December 12, 1999
Whenever the police commander reports to me that a person was killed in a pub brawl, I always ask first if either the assailant or the victim were not Serb, and I’m relieved if I hear both of them were of the same nationality. As if death knew such distinctions. No, I cynically and selfishly rejoice we are not dealing with yet another ethnic conflict! To my credit, I must say I was deeply ashamed of this momentary relief—but that’s not too much, is it? A similar thing happened to me when an unidentified assailant fired an anti-tank shell at a barroom but missed his target. I was glad nobody was harmed and that the attacker was not a Serb. I almost took it as a matter of fact that somebody fired a bazooka in this community…

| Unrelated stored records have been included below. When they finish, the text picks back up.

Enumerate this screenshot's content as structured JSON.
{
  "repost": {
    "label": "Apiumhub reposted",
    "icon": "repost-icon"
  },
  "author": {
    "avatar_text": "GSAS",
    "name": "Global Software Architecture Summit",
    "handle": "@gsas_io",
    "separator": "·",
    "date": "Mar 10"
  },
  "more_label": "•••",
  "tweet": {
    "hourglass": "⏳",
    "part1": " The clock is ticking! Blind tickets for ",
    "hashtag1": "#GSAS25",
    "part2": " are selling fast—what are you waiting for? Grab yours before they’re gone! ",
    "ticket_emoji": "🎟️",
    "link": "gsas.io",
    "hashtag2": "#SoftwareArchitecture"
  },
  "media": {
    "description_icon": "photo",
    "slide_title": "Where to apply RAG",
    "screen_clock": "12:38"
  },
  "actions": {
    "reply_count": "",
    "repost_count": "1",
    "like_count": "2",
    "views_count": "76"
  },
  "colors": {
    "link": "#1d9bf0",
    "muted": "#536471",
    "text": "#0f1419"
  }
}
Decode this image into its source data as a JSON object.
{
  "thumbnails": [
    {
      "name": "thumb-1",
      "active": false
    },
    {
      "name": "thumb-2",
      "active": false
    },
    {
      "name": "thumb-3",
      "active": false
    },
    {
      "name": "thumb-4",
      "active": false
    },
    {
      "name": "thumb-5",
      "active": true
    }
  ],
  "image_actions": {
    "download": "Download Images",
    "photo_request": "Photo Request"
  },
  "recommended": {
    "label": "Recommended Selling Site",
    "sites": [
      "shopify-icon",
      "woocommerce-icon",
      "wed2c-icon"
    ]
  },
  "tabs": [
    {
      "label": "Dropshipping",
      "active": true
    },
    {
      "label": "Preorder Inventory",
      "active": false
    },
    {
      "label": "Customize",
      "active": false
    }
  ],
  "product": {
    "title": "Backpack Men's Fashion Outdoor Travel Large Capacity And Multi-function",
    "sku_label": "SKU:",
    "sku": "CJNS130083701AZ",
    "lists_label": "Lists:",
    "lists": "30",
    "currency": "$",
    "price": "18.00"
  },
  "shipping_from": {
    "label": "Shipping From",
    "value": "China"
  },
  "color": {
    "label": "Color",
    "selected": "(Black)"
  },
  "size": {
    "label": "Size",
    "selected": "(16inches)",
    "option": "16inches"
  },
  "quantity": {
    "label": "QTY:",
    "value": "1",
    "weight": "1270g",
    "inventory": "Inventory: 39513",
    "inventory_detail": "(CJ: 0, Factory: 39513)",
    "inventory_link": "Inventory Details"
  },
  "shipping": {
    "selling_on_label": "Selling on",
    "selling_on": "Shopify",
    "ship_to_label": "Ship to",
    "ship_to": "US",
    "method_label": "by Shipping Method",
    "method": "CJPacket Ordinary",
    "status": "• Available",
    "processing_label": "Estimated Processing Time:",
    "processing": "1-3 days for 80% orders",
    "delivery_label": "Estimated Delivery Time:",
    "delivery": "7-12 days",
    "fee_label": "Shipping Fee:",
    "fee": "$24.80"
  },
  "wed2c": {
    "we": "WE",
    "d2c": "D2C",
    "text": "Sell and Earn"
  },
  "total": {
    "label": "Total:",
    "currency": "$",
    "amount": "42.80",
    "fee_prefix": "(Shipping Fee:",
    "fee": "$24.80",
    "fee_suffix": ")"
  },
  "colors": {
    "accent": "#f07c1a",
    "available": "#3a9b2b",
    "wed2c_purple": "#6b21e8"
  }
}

I am not ending this millennium on an optimistic note, so I make haste to add something more encouraging. In another bomb attack, the assailant used more explosives than necessary and demolished not only his original target, but partly also an adjacent barbershop. The barber has five children and the shop was his only source of income. He told me about his plight and I tried to find a solution. I asked the local people if they knew about an empty shop as an interim arrangement. I was told they knew the barber was poor as a dormouse and that the “community” had decided to pay the repair costs. Another proof that parallel structures exist and often are more efficient than the official authorities. That’s the spirit of Christmas to you—when human hearts are more open to charitable intentions.